7. Other elements that explain this growing popular scepticism include, on the one hand, the unscrupulous appropriation by the right wing of the language and discourse of the left: -- words such as reforms, structural changes, concern for poverty, transition -- today form part of its everyday discourse; and, on the other hand, the quite frequent adoption of political practices by some parties on the left that hardly differ from the habitual practices of traditional parties.

8. We must bear in mind that, increasingly, people are rejecting clientalist, non-transparent and corrupt party practices carried out by those who reach out to the people only at election time; that waste energy in internecine fighting between factions and petty ambitions; where decisions are made at the top by party elites without a genuine consultation with the ranks; and where personal leadership outranks the collective. People are increasingly rejecting messages that remain as mere words, and are never translated into action.

9. Ordinary people are fed up with the traditional political system and want renewal, they want positive change, they want new approaches to doing politics, they want clean politics, they want transparency and participation, they want to regain confidence.

10. This distrust of politics and politicians – which also permeates the social left – which is growing daily, is not a serious issue of the right, but it is for the left. The right wing can operate perfectly well without political parties, as it demonstrated during periods of dictatorship, but the left cannot do without a political instrument, be it a party, a political front or some other formula.

11. Another obstacle to the unity of the left -- following the defeat of Soviet socialism, and the crisis of the welfare state promoted by European social democracies and Latin American populist‑developmentalism -- is that it has had great difficulties in elaborating a rigorous and credible alternative to capitalism -- socialist or whatever you want to call it -- that takes into account the new world reality.

12. Capitalism has revealed its great capacity to re‑invent itself and utilise the new technological revolution towards its own ends: fragmenting the working class and limiting its negotiating power, creating panic over unemployment. Meanwhile, on many occasions, the left has remained anchored in the past. There is an excess of diagnosis and an absence of remedy. We tend to navigate without a political compass.

13. Most of the obstacles outlined above come about due to realities imposed on us from outside, but there also exists obstacles that disrupt attempts to unite all of the left which come from within.

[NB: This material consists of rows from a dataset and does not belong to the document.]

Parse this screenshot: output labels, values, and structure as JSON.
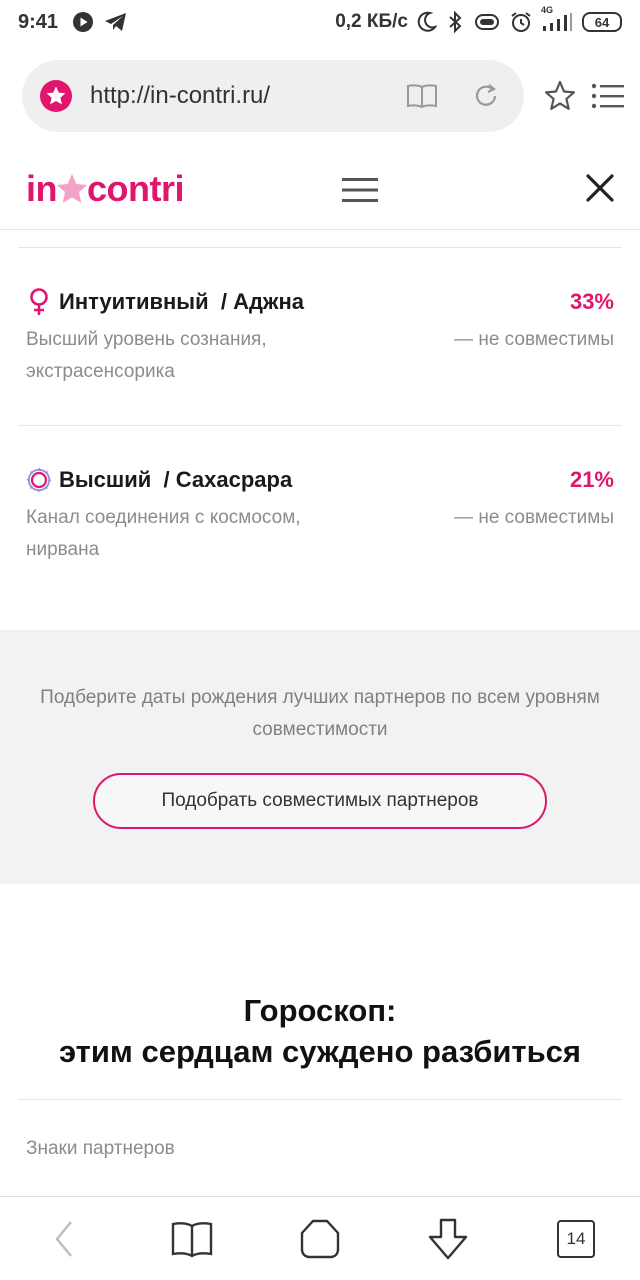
{
  "status_bar": {
    "time": "9:41",
    "network_speed": "0,2 КБ/с",
    "signal_label": "4G",
    "battery": "64"
  },
  "browser": {
    "url": "http://in-contri.ru/",
    "tab_count": "14"
  },
  "site": {
    "logo_left": "in",
    "logo_right": "contri",
    "brand_color": "#e0166e"
  },
  "levels": [
    {
      "icon": "venus-icon",
      "title": "Интуитивный",
      "subtitle": "/ Аджна",
      "percent": "33%",
      "description": "Высший уровень сознания, экстрасенсорика",
      "status": "— не совместимы"
    },
    {
      "icon": "sahasrara-icon",
      "title": "Высший",
      "subtitle": "/ Сахасрара",
      "percent": "21%",
      "description": "Канал соединения с космосом, нирвана",
      "status": "— не совместимы"
    }
  ],
  "cta": {
    "text": "Подберите даты рождения лучших партнеров по всем уровням совместимости",
    "button_label": "Подобрать совместимых партнеров"
  },
  "horoscope": {
    "title_line1": "Гороскоп:",
    "title_line2": "этим сердцам суждено разбиться",
    "signs_label": "Знаки партнеров"
  }
}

14. Moreover, during the last decades, the party left has had many difficulties in working with the social movements and winning over new social forces. While, on the other hand, there has been a tendency in the social left to dismiss parties and magnify their own roles in the struggle against neoliberal globalisation, an attitude which hasn’t helped in overcoming the dispersion of the left. Our next article will approach these matters.

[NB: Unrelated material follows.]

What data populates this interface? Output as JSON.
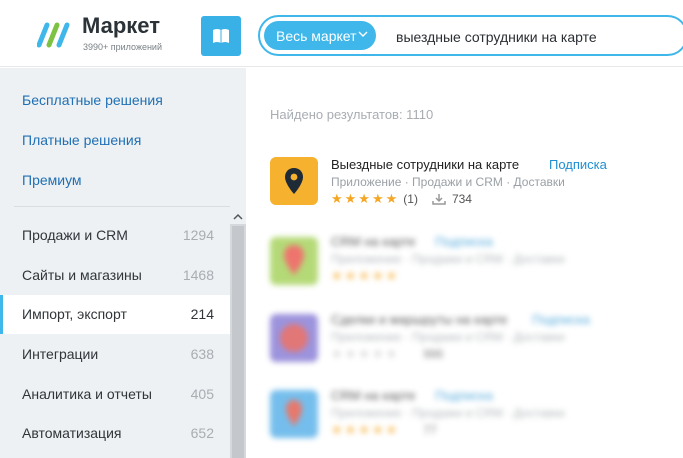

Marta Harnecker’s bibliography on the topic:

La izquierda después de Seattle, Siglo XXI España, 2002.

La izquierda en el umbral del Siglo XXI. Haciendo posible lo imposible, Published in: México, Siglo XXI Editores, 1999; España,    Siglo XXI Editores, 1ª ed., 1999, 2ª ed., 2000 y 3ª ed., 2000; Cuba, Editorial de Ciencias Sociales, 2000; Portugal, Campo das Letras Editores, 2000; Brasil, Paz e Terra, 2000; Italia, Sperling and Küpfer Editori, 2001; Canadá (francés), Lantôt Éditeur, 2001; El Salvador, Instituto de Ciencias Políticas y Administrativas Farabundo Martí, 2001.

[Marta Harnecker is originally from Chile where she participated in the revolutionary process of 1970-1973. She has written extensively on the Cuba Revolution, and on the nature of socialist democracy. She now lives in Caracas and is a participant in the Venezuelan revolution.]